Check with your doctor immediately if any of the following side effects occur:

More common

  1. Bladder pain
  2. bleeding gums
  3. bloating or swelling of the face, arms, hands, lower legs, or feet
  4. blood in the urine or stools
  5. blurred vision or other change in vision
  6. chest pain or discomfort
  7. chills
  8. cloudy urine
  9. confusion
  10. constipation
  11. cough
  12. coughing up blood
  13. decreased frequency or amount of urine
  14. depressed mood
  15. diarrhea
  16. difficulty with breathing or swallowing
  17. dilated neck veins
  18. dizziness, faintness, or lightheadedness when getting up suddenly from a lying or sitting position
  19. dry skin and hair
  20. extreme tiredness or weakness
  21. fainting
  22. feeling cold
  23. fever
  24. hair loss
  25. hoarseness or husky voice
  26. increase in heart rate
  27. increased menstrual flow or vaginal bleeding
  28. lower back or side pain
  29. muscle cramps in the hands, arms, feet, legs, or face
  30. muscle stiffness
  31. nervousness
  32. nosebleeds
  33. numbness and tingling around the mouth, fingertips, or feet
  34. painful or difficult urination
  35. pale skin
  36. paralysis
  37. pinpoint red spots on the skin
  38. pounding in the ears
  39. prolonged bleeding from cuts
  40. rapid or irregular breathing
  41. rapid weight gain
  42. red or black, tarry stools
  43. red or dark brown urine
  44. redness, swelling, or pain of the skin
  45. scaling of the skin on the hands and feet
  46. severe headache
  47. slow or fast heartbeat
  48. sore throat
  49. stomach pain and bloating
  50. swelling of the face, fingers, feet, or lower legs
  51. tingling of the hands or feet
  52. tremor
  53. ulceration of the skin
  54. ulcers, sores, or white spots in the mouth
  55. unusual bleeding or bruising
  56. unusual tiredness or weakness
  57. unusual weight gain or loss
  58. vomiting
  59. wrinkled skin

Less common

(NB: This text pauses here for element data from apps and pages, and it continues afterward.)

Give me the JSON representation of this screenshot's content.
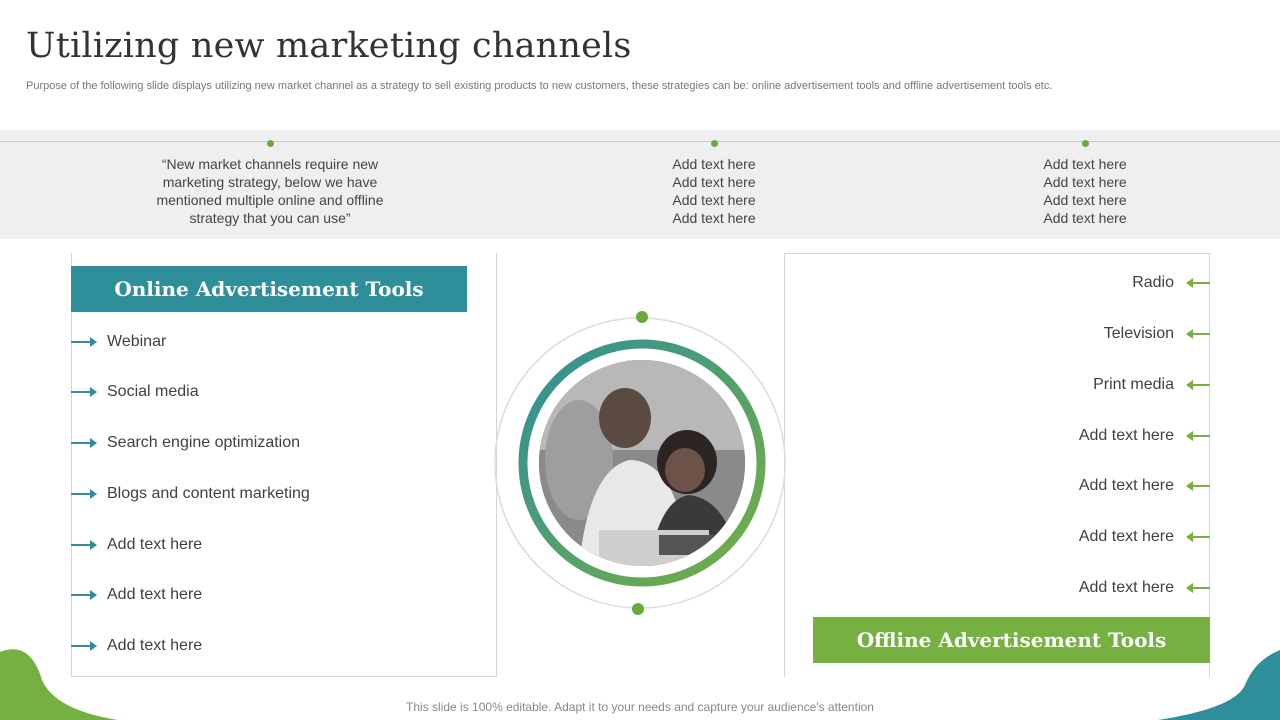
{
  "title": "Utilizing new marketing channels",
  "subtitle": "Purpose of the following slide displays utilizing new market channel as a strategy to sell existing products to new customers, these strategies can be: online advertisement tools and offline advertisement tools etc.",
  "band": {
    "quote_lines": [
      "“New market channels require new",
      "marketing strategy, below we have",
      "mentioned multiple online and offline",
      "strategy that you can use”"
    ],
    "col2_lines": [
      "Add text here",
      "Add text here",
      "Add text here",
      "Add text here"
    ],
    "col3_lines": [
      "Add text here",
      "Add text here",
      "Add text here",
      "Add text here"
    ]
  },
  "online": {
    "header": "Online Advertisement  Tools",
    "items": [
      "Webinar",
      "Social media",
      "Search engine optimization",
      "Blogs and content marketing",
      "Add text here",
      "Add text here",
      "Add text here"
    ]
  },
  "offline": {
    "header": "Offline Advertisement  Tools",
    "items": [
      "Radio",
      "Television",
      "Print media",
      "Add text here",
      "Add text here",
      "Add text here",
      "Add text here"
    ]
  },
  "footer": "This slide is 100% editable. Adapt it to your needs and capture your audience's attention",
  "colors": {
    "teal": "#2e8f9a",
    "green": "#76b041",
    "band": "#efefef"
  }
}
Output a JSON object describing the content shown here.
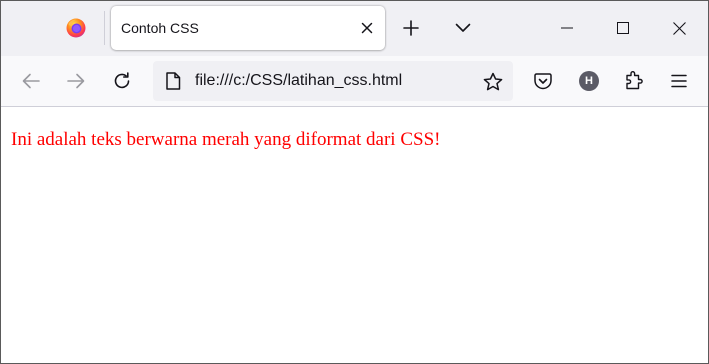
{
  "browser": {
    "tab": {
      "title": "Contoh CSS"
    },
    "address_bar": {
      "url": "file:///c:/CSS/latihan_css.html"
    },
    "account": {
      "initial": "H"
    },
    "icons": {
      "app_logo": "firefox-logo-icon",
      "tab_close": "close-icon",
      "new_tab": "plus-icon",
      "list_tabs": "chevron-down-icon",
      "minimize": "minimize-icon",
      "maximize": "maximize-icon",
      "close_window": "close-icon",
      "back": "arrow-left-icon",
      "forward": "arrow-right-icon",
      "reload": "reload-icon",
      "page": "page-icon",
      "bookmark": "star-icon",
      "pocket": "pocket-icon",
      "extensions": "puzzle-icon",
      "menu": "hamburger-menu-icon"
    }
  },
  "page": {
    "text": "Ini adalah teks berwarna merah yang diformat dari CSS!",
    "text_color": "#ff0000"
  }
}
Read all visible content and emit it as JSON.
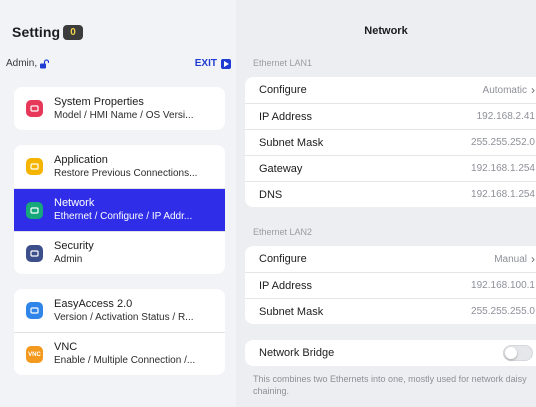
{
  "sidebar": {
    "title": "Setting",
    "badge": "0",
    "user": "Admin,",
    "exit_label": "EXIT",
    "groups": [
      {
        "items": [
          {
            "title": "System Properties",
            "subtitle": "Model / HMI Name / OS Versi...",
            "icon": "system-properties-icon",
            "color": "#e8385a"
          }
        ]
      },
      {
        "items": [
          {
            "title": "Application",
            "subtitle": "Restore Previous Connections...",
            "icon": "application-icon",
            "color": "#f4b400"
          },
          {
            "title": "Network",
            "subtitle": "Ethernet / Configure / IP Addr...",
            "icon": "globe-icon",
            "color": "#16a77a",
            "active": true
          },
          {
            "title": "Security",
            "subtitle": "Admin",
            "icon": "security-icon",
            "color": "#3d4f8a"
          }
        ]
      },
      {
        "items": [
          {
            "title": "EasyAccess 2.0",
            "subtitle": "Version / Activation Status / R...",
            "icon": "easyaccess-icon",
            "color": "#2f86e8"
          },
          {
            "title": "VNC",
            "subtitle": "Enable / Multiple Connection /...",
            "icon": "vnc-icon",
            "icon_text": "VNC",
            "color": "#f39a1e"
          }
        ]
      }
    ]
  },
  "main": {
    "title": "Network",
    "lan1": {
      "label": "Ethernet LAN1",
      "rows": [
        {
          "label": "Configure",
          "value": "Automatic",
          "chevron": true
        },
        {
          "label": "IP Address",
          "value": "192.168.2.41"
        },
        {
          "label": "Subnet Mask",
          "value": "255.255.252.0"
        },
        {
          "label": "Gateway",
          "value": "192.168.1.254"
        },
        {
          "label": "DNS",
          "value": "192.168.1.254"
        }
      ]
    },
    "lan2": {
      "label": "Ethernet LAN2",
      "rows": [
        {
          "label": "Configure",
          "value": "Manual",
          "chevron": true
        },
        {
          "label": "IP Address",
          "value": "192.168.100.1"
        },
        {
          "label": "Subnet Mask",
          "value": "255.255.255.0"
        }
      ]
    },
    "bridge": {
      "label": "Network Bridge",
      "enabled": false,
      "note": "This combines two Ethernets into one, mostly used for network daisy chaining."
    }
  },
  "colors": {
    "accent": "#2f2de8",
    "exit": "#1e3cd2",
    "badge_text": "#f0d24b"
  }
}
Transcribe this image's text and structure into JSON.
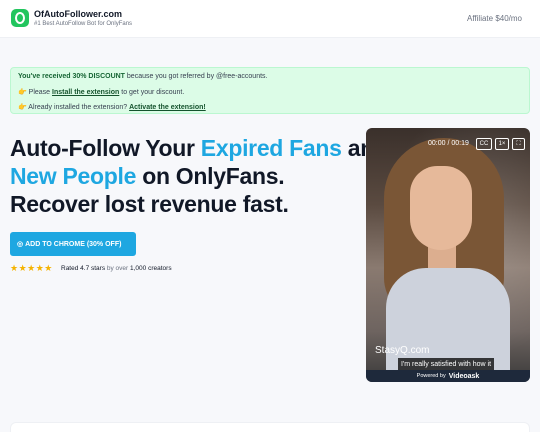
{
  "header": {
    "brand": "OfAutoFollower.com",
    "tagline": "#1 Best AutoFollow Bot for OnlyFans",
    "affiliate": "Affiliate $40/mo",
    "logo_icon": "shield-lock-icon"
  },
  "promo": {
    "line1_bold": "You've received 30% DISCOUNT",
    "line1_rest": " because you got referred by @free-accounts.",
    "line2_emoji": "👉",
    "line2_pre": " Please ",
    "line2_link": "Install the extension",
    "line2_post": " to get your discount.",
    "line3_emoji": "👉",
    "line3_pre": " Already installed the extension? ",
    "line3_link": "Activate the extension!"
  },
  "hero": {
    "line1_a": "Auto-Follow Your ",
    "line1_hl": "Expired Fans",
    "line1_b": " and",
    "line2_hl": "New People",
    "line2_b": " on OnlyFans.",
    "line3": "Recover lost revenue fast.",
    "highlight_color": "#1ea7e1"
  },
  "cta": {
    "icon": "chrome-icon",
    "label": "ADD TO CHROME (30% OFF)",
    "color": "#1ea7e1"
  },
  "rating": {
    "stars": "★★★★★",
    "star_count": 5,
    "text_a": "Rated 4.7 stars",
    "text_b": " by over ",
    "text_c": "1,000 creators"
  },
  "video": {
    "time": "00:00 / 00:19",
    "cc": "CC",
    "speed": "1×",
    "fullscreen_icon": "fullscreen-icon",
    "watermark": "StasyQ.com",
    "caption": "I'm really satisfied with how it",
    "powered_by": "Powered by",
    "powered_brand": "Videoask"
  }
}
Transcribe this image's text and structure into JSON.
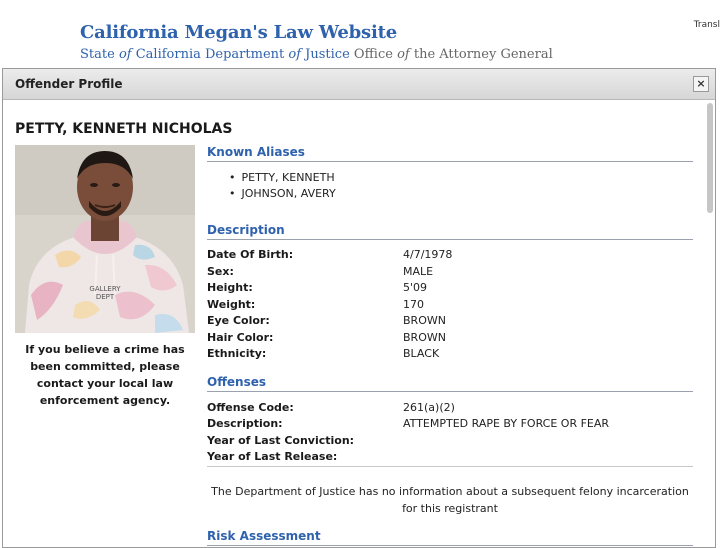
{
  "site": {
    "title": "California Megan's Law Website",
    "subtitle_part1": "State ",
    "subtitle_of1": "of",
    "subtitle_part2": " California Department ",
    "subtitle_of2": "of",
    "subtitle_part3": " Justice ",
    "subtitle_part4": "Office ",
    "subtitle_of3": "of",
    "subtitle_part5": " the Attorney General",
    "translate": "Transl"
  },
  "modal": {
    "title": "Offender Profile",
    "close_label": "×"
  },
  "offender": {
    "name": "PETTY, KENNETH NICHOLAS",
    "advisory": "If you believe a crime has been committed, please contact your local law enforcement agency.",
    "shirt_text_line1": "GALLERY",
    "shirt_text_line2": "DEPT"
  },
  "aliases": {
    "heading": "Known Aliases",
    "items": [
      "PETTY, KENNETH",
      "JOHNSON, AVERY"
    ]
  },
  "description": {
    "heading": "Description",
    "fields": [
      {
        "label": "Date Of Birth:",
        "value": "4/7/1978"
      },
      {
        "label": "Sex:",
        "value": "MALE"
      },
      {
        "label": "Height:",
        "value": "5'09"
      },
      {
        "label": "Weight:",
        "value": "170"
      },
      {
        "label": "Eye Color:",
        "value": "BROWN"
      },
      {
        "label": "Hair Color:",
        "value": "BROWN"
      },
      {
        "label": "Ethnicity:",
        "value": "BLACK"
      }
    ]
  },
  "offenses": {
    "heading": "Offenses",
    "fields": [
      {
        "label": "Offense Code:",
        "value": "261(a)(2)"
      },
      {
        "label": "Description:",
        "value": "ATTEMPTED RAPE BY FORCE OR FEAR"
      },
      {
        "label": "Year of Last Conviction:",
        "value": ""
      },
      {
        "label": "Year of Last Release:",
        "value": ""
      }
    ],
    "notice": "The Department of Justice has no information about a subsequent felony incarceration for this registrant"
  },
  "risk": {
    "heading": "Risk Assessment"
  },
  "colors": {
    "link_blue": "#2f62ad",
    "titlebar": "#dcdcdc"
  }
}
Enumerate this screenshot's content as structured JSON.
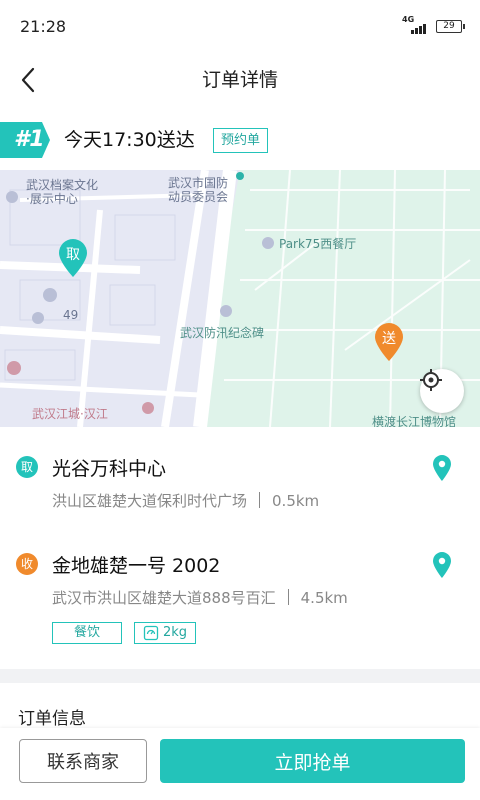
{
  "status_bar": {
    "time": "21:28",
    "network": "4G",
    "battery": "29"
  },
  "header": {
    "title": "订单详情"
  },
  "order": {
    "number": "#1",
    "delivery_time": "今天17:30送达",
    "badge": "预约单"
  },
  "map": {
    "labels": {
      "archive": "武汉档案文化\n·展示中心",
      "defense": "武汉市国防\n动员委员会",
      "restaurant": "Park75西餐厅",
      "monument": "武汉防汛纪念碑",
      "number49": "49",
      "jianghan": "武汉江城·汉江",
      "museum": "横渡长江博物馆"
    },
    "pickup_marker": "取",
    "delivery_marker": "送"
  },
  "pickup": {
    "badge": "取",
    "name": "光谷万科中心",
    "address": "洪山区雄楚大道保利时代广场",
    "distance": "0.5km"
  },
  "delivery": {
    "badge": "收",
    "name": "金地雄楚一号 2002",
    "address": "武汉市洪山区雄楚大道888号百汇",
    "distance": "4.5km"
  },
  "tags": {
    "category": "餐饮",
    "weight": "2kg"
  },
  "order_info": {
    "title": "订单信息"
  },
  "actions": {
    "contact": "联系商家",
    "grab": "立即抢单"
  },
  "colors": {
    "accent": "#23c3ba",
    "orange": "#f08a2c",
    "map_green": "#dff3ea",
    "map_base": "#e6e8f4"
  }
}
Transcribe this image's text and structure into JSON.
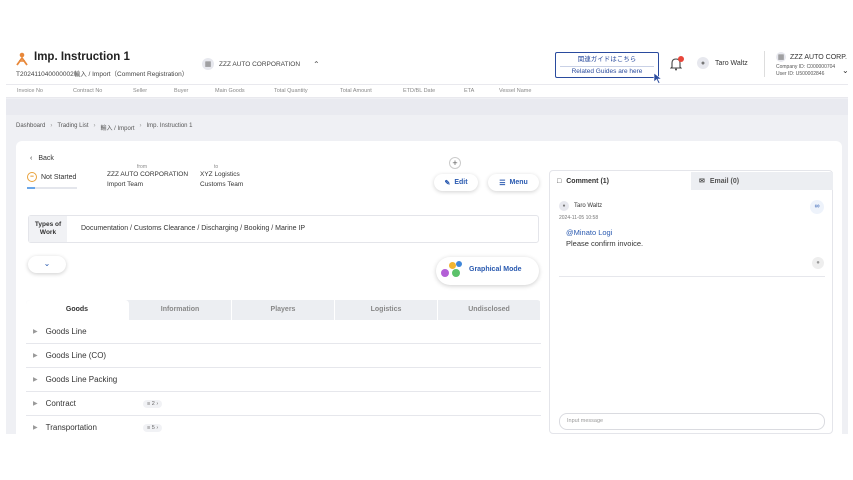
{
  "header": {
    "title": "Imp. Instruction 1",
    "subtitle": "T202411040000002輸入 / Import（Comment Registration）",
    "corporation": "ZZZ AUTO CORPORATION",
    "guide": {
      "jp": "関連ガイドはこちら",
      "en": "Related Guides are here"
    },
    "user": "Taro Waltz",
    "company": {
      "name": "ZZZ AUTO CORP.",
      "company_id": "Company ID: C000000704",
      "user_id": "User ID: U500002846"
    }
  },
  "columns": [
    "Invoice No",
    "Contract No",
    "Seller",
    "Buyer",
    "Main Goods",
    "Total Quantity",
    "Total Amount",
    "ETD/BL Date",
    "ETA",
    "Vessel Name"
  ],
  "breadcrumb": [
    "Dashboard",
    "Trading List",
    "輸入 / Import",
    "Imp. Instruction 1"
  ],
  "detail": {
    "back": "Back",
    "status": "Not Started",
    "from_label": "from",
    "from_name": "ZZZ AUTO CORPORATION",
    "from_team": "Import Team",
    "to_label": "to",
    "to_name": "XYZ Logistics",
    "to_team": "Customs Team",
    "edit": "Edit",
    "menu": "Menu",
    "work_label": "Types of Work",
    "work_value": "Documentation / Customs Clearance / Discharging / Booking / Marine IP",
    "graphical": "Graphical Mode"
  },
  "tabs": [
    "Goods",
    "Information",
    "Players",
    "Logistics",
    "Undisclosed"
  ],
  "rows": [
    {
      "label": "Goods Line",
      "badge": ""
    },
    {
      "label": "Goods Line (CO)",
      "badge": ""
    },
    {
      "label": "Goods Line Packing",
      "badge": ""
    },
    {
      "label": "Contract",
      "badge": "≡ 2 ›"
    },
    {
      "label": "Transportation",
      "badge": "≡ 5 ›"
    }
  ],
  "comments": {
    "tab_comment": "Comment (1)",
    "tab_email": "Email (0)",
    "author": "Taro Waltz",
    "time": "2024-11-05 10:58",
    "mention": "@Minato Logi",
    "text": "Please confirm invoice.",
    "input_placeholder": "Input message"
  },
  "colors": {
    "accent": "#2a5ab0",
    "guide_border": "#2a4b9e",
    "status_orange": "#e9a23b",
    "notification": "#e8463a"
  }
}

  1. Clay-colored stools
  2. difficulty with speaking
  3. heartburn or indigestion
  4. inability to move the arms, legs, or facial muscles
  5. pain or discomfort in the arms, jaw, back, or neck
  6. severe abdominal or stomach pain, cramping, or burning
  7. stomach pain or tenderness
  8. troubled breathing with exertion
  9. vomiting of material that looks like coffee grounds
  10. yellow eyes or skin

Incidence not known

  1. Abnormal small opening
  2. impaired wound healing
  3. loss of appetite
  4. severe nausea or vomiting

Some side effects may occur that usually do not need medical attention. These side effects may go away during treatment as your body adjusts to the medicine. Also, your health care professional may be able to tell you about ways to prevent or reduce some of these side effects. Check with your health care professional if any of the following side effects continue or are bothersome or if you have any questions about them:

More common

  1. Belching
  2. change or loss of taste
  3. decreased weight
  4. dry mouth
  5. hair loss or thinning of the hair
  6. itching or skin rash
  7. muscle or joint pain
  8. swelling or inflammation of the mouth
  9. trouble sleeping
  10. voice changes

Other side effects not listed may also occur in some patients. If you notice any other effects, check with your healthcare professional.

Call your doctor for medical advice about side effects. You may report side effects to the FDA at 1-800-FDA-1088.